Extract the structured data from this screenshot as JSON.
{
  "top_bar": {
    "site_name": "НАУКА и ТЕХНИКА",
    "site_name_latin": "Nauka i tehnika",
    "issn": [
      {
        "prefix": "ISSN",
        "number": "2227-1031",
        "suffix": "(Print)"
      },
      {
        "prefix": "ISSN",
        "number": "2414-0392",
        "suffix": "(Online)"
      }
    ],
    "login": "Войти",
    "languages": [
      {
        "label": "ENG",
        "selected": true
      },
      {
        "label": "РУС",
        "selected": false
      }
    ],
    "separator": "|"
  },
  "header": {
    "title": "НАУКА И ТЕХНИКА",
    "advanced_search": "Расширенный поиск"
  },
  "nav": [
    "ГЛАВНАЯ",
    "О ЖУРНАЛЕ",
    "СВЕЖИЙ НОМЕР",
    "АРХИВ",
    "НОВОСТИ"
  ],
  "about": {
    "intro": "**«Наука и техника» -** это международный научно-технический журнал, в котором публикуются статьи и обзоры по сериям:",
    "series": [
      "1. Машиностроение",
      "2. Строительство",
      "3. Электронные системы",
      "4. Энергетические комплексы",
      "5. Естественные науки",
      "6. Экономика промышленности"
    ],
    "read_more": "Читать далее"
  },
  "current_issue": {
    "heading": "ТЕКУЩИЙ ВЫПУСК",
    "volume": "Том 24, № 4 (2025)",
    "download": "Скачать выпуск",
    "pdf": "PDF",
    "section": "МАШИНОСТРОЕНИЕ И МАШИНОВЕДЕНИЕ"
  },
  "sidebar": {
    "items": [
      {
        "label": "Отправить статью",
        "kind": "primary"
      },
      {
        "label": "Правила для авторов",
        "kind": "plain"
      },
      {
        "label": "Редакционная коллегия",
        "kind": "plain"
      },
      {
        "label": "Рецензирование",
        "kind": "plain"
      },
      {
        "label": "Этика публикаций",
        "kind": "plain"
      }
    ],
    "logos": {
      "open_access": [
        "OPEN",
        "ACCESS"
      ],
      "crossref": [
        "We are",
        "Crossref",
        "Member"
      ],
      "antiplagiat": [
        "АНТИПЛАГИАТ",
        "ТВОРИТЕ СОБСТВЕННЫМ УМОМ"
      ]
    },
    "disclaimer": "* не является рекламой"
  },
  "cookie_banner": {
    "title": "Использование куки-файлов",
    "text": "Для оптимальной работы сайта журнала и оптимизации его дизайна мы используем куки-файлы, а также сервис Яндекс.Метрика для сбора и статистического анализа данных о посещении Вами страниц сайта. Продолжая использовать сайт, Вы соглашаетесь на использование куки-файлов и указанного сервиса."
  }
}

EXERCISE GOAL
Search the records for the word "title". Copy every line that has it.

RESPONSE TO THE EXERCISE
    "title": "НАУКА И ТЕХНИКА",
    "title": "Использование куки-файлов",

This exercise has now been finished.